Excerpted records section start
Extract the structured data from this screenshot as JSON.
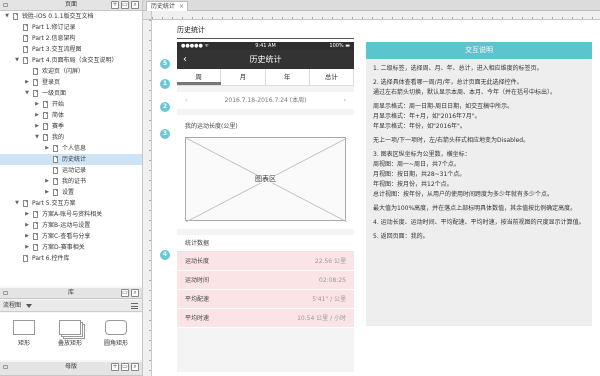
{
  "left_panel": {
    "pages_title": "页面",
    "pages": [
      {
        "label": "锐胜-iOS 0.1.1版交互文档",
        "level": 0,
        "arrow": "down",
        "selected": false
      },
      {
        "label": "Part 1.修订记录",
        "level": 1,
        "arrow": "",
        "selected": false
      },
      {
        "label": "Part 2.信息架构",
        "level": 1,
        "arrow": "",
        "selected": false
      },
      {
        "label": "Part 3.交互流程图",
        "level": 1,
        "arrow": "",
        "selected": false
      },
      {
        "label": "Part 4.页面布局（含交互说明）",
        "level": 1,
        "arrow": "down",
        "selected": false
      },
      {
        "label": "欢迎页（闪屏）",
        "level": 2,
        "arrow": "",
        "selected": false
      },
      {
        "label": "登录页",
        "level": 2,
        "arrow": "right",
        "selected": false
      },
      {
        "label": "一级页面",
        "level": 2,
        "arrow": "down",
        "selected": false
      },
      {
        "label": "开始",
        "level": 3,
        "arrow": "right",
        "selected": false
      },
      {
        "label": "简体",
        "level": 3,
        "arrow": "right",
        "selected": false
      },
      {
        "label": "赛季",
        "level": 3,
        "arrow": "right",
        "selected": false
      },
      {
        "label": "我的",
        "level": 3,
        "arrow": "down",
        "selected": false
      },
      {
        "label": "个人信息",
        "level": 4,
        "arrow": "right",
        "selected": false
      },
      {
        "label": "历史统计",
        "level": 4,
        "arrow": "",
        "selected": true
      },
      {
        "label": "运动记录",
        "level": 4,
        "arrow": "",
        "selected": false
      },
      {
        "label": "我的证书",
        "level": 4,
        "arrow": "right",
        "selected": false
      },
      {
        "label": "设置",
        "level": 4,
        "arrow": "right",
        "selected": false
      },
      {
        "label": "Part 5.交互方案",
        "level": 1,
        "arrow": "down",
        "selected": false
      },
      {
        "label": "方案A-账号与资料相关",
        "level": 2,
        "arrow": "right",
        "selected": false
      },
      {
        "label": "方案B-运动与设置",
        "level": 2,
        "arrow": "right",
        "selected": false
      },
      {
        "label": "方案C-查看与分享",
        "level": 2,
        "arrow": "right",
        "selected": false
      },
      {
        "label": "方案D-赛事相关",
        "level": 2,
        "arrow": "right",
        "selected": false
      },
      {
        "label": "Part 6.控件库",
        "level": 1,
        "arrow": "",
        "selected": false
      }
    ],
    "library_title": "库",
    "library_select": "流程图",
    "library_items": [
      {
        "label": "矩形",
        "shape": "rect"
      },
      {
        "label": "叠放矩形",
        "shape": "stack"
      },
      {
        "label": "圆角矩形",
        "shape": "round"
      }
    ],
    "masters_title": "母版"
  },
  "editor": {
    "tab_label": "历史统计",
    "tab_close": "×",
    "page_title": "历史统计"
  },
  "phone": {
    "status_left": "●●●●● ᯤ",
    "status_time": "9:41 AM",
    "status_right": "100% ▬",
    "nav_title": "历史统计",
    "nav_back": "‹",
    "tabs": [
      "周",
      "月",
      "年",
      "总计"
    ],
    "active_tab": 0,
    "date_left": "‹",
    "date_range": "2016.7.18-2016.7.24 (本周)",
    "date_right": "›",
    "chart_caption": "我的运动长度(公里)",
    "chart_placeholder": "图表区",
    "stats_title": "统计数据",
    "stats": [
      {
        "label": "运动长度",
        "value": "22.56 公里"
      },
      {
        "label": "运动时间",
        "value": "02:08:25"
      },
      {
        "label": "平均配速",
        "value": "5'41\" / 公里"
      },
      {
        "label": "平均时速",
        "value": "10.54 公里 / 小时"
      }
    ]
  },
  "markers": [
    "5",
    "1",
    "2",
    "3",
    "4"
  ],
  "notes": {
    "title": "交互说明",
    "paragraphs": [
      "1. 二级标签，选择周、月、年、总计，进入相应维度的标签页。",
      "2. 选择具体查看哪一周/月/年，总计页面无此选择控件。\n通过左右箭头切换，默认显示本周、本月、今年（并在括号中标出）。",
      "周显示格式：周一日期-周日日期，如交互稿中所示。\n月显示格式：年+月，如\"2016年7月\"。\n年显示格式：年份，如\"2016年\"。",
      "无上一项/下一项时，左/右箭头样式相应地变为Disabled。",
      "3. 图表区纵坐标为公里数，横坐标：\n周视图：周一~周日，共7个点。\n月视图：按日期，共28~31个点。\n年视图：按月份，共12个点。\n总计视图：按年份，从用户的使用时间跨度为多少年就有多少个点。",
      "最大值为100%高度，并在落点上部标明具体数值，其余值按比例确定高度。",
      "4. 运动长度、运动时间、平均配速、平均时速，按当前视图的尺度显示计算值。",
      "5. 返回页面：我的。"
    ]
  },
  "colors": {
    "accent": "#5bc4cd",
    "marker": "#6cc7d4",
    "nav_bg": "#333333",
    "stat_row_bg": "#fbe4e6",
    "tree_selected": "#cde4f7"
  }
}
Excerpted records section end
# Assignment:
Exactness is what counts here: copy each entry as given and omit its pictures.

# Output of the task:
Extract the structured data from this screenshot as JSON.
{
  "left_panel": {
    "pages_title": "页面",
    "pages": [
      {
        "label": "锐胜-iOS 0.1.1版交互文档",
        "level": 0,
        "arrow": "down",
        "selected": false
      },
      {
        "label": "Part 1.修订记录",
        "level": 1,
        "arrow": "",
        "selected": false
      },
      {
        "label": "Part 2.信息架构",
        "level": 1,
        "arrow": "",
        "selected": false
      },
      {
        "label": "Part 3.交互流程图",
        "level": 1,
        "arrow": "",
        "selected": false
      },
      {
        "label": "Part 4.页面布局（含交互说明）",
        "level": 1,
        "arrow": "down",
        "selected": false
      },
      {
        "label": "欢迎页（闪屏）",
        "level": 2,
        "arrow": "",
        "selected": false
      },
      {
        "label": "登录页",
        "level": 2,
        "arrow": "right",
        "selected": false
      },
      {
        "label": "一级页面",
        "level": 2,
        "arrow": "down",
        "selected": false
      },
      {
        "label": "开始",
        "level": 3,
        "arrow": "right",
        "selected": false
      },
      {
        "label": "简体",
        "level": 3,
        "arrow": "right",
        "selected": false
      },
      {
        "label": "赛季",
        "level": 3,
        "arrow": "right",
        "selected": false
      },
      {
        "label": "我的",
        "level": 3,
        "arrow": "down",
        "selected": false
      },
      {
        "label": "个人信息",
        "level": 4,
        "arrow": "right",
        "selected": false
      },
      {
        "label": "历史统计",
        "level": 4,
        "arrow": "",
        "selected": true
      },
      {
        "label": "运动记录",
        "level": 4,
        "arrow": "",
        "selected": false
      },
      {
        "label": "我的证书",
        "level": 4,
        "arrow": "right",
        "selected": false
      },
      {
        "label": "设置",
        "level": 4,
        "arrow": "right",
        "selected": false
      },
      {
        "label": "Part 5.交互方案",
        "level": 1,
        "arrow": "down",
        "selected": false
      },
      {
        "label": "方案A-账号与资料相关",
        "level": 2,
        "arrow": "right",
        "selected": false
      },
      {
        "label": "方案B-运动与设置",
        "level": 2,
        "arrow": "right",
        "selected": false
      },
      {
        "label": "方案C-查看与分享",
        "level": 2,
        "arrow": "right",
        "selected": false
      },
      {
        "label": "方案D-赛事相关",
        "level": 2,
        "arrow": "right",
        "selected": false
      },
      {
        "label": "Part 6.控件库",
        "level": 1,
        "arrow": "",
        "selected": false
      }
    ],
    "library_title": "库",
    "library_select": "流程图",
    "library_items": [
      {
        "label": "矩形",
        "shape": "rect"
      },
      {
        "label": "叠放矩形",
        "shape": "stack"
      },
      {
        "label": "圆角矩形",
        "shape": "round"
      }
    ],
    "masters_title": "母版"
  },
  "editor": {
    "tab_label": "历史统计",
    "tab_close": "×",
    "page_title": "历史统计"
  },
  "phone": {
    "status_left": "●●●●● ᯤ",
    "status_time": "9:41 AM",
    "status_right": "100% ▬",
    "nav_title": "历史统计",
    "nav_back": "‹",
    "tabs": [
      "周",
      "月",
      "年",
      "总计"
    ],
    "active_tab": 0,
    "date_left": "‹",
    "date_range": "2016.7.18-2016.7.24 (本周)",
    "date_right": "›",
    "chart_caption": "我的运动长度(公里)",
    "chart_placeholder": "图表区",
    "stats_title": "统计数据",
    "stats": [
      {
        "label": "运动长度",
        "value": "22.56 公里"
      },
      {
        "label": "运动时间",
        "value": "02:08:25"
      },
      {
        "label": "平均配速",
        "value": "5'41\" / 公里"
      },
      {
        "label": "平均时速",
        "value": "10.54 公里 / 小时"
      }
    ]
  },
  "markers": [
    "5",
    "1",
    "2",
    "3",
    "4"
  ],
  "notes": {
    "title": "交互说明",
    "paragraphs": [
      "1. 二级标签，选择周、月、年、总计，进入相应维度的标签页。",
      "2. 选择具体查看哪一周/月/年，总计页面无此选择控件。\n通过左右箭头切换，默认显示本周、本月、今年（并在括号中标出）。",
      "周显示格式：周一日期-周日日期，如交互稿中所示。\n月显示格式：年+月，如\"2016年7月\"。\n年显示格式：年份，如\"2016年\"。",
      "无上一项/下一项时，左/右箭头样式相应地变为Disabled。",
      "3. 图表区纵坐标为公里数，横坐标：\n周视图：周一~周日，共7个点。\n月视图：按日期，共28~31个点。\n年视图：按月份，共12个点。\n总计视图：按年份，从用户的使用时间跨度为多少年就有多少个点。",
      "最大值为100%高度，并在落点上部标明具体数值，其余值按比例确定高度。",
      "4. 运动长度、运动时间、平均配速、平均时速，按当前视图的尺度显示计算值。",
      "5. 返回页面：我的。"
    ]
  },
  "colors": {
    "accent": "#5bc4cd",
    "marker": "#6cc7d4",
    "nav_bg": "#333333",
    "stat_row_bg": "#fbe4e6",
    "tree_selected": "#cde4f7"
  }
}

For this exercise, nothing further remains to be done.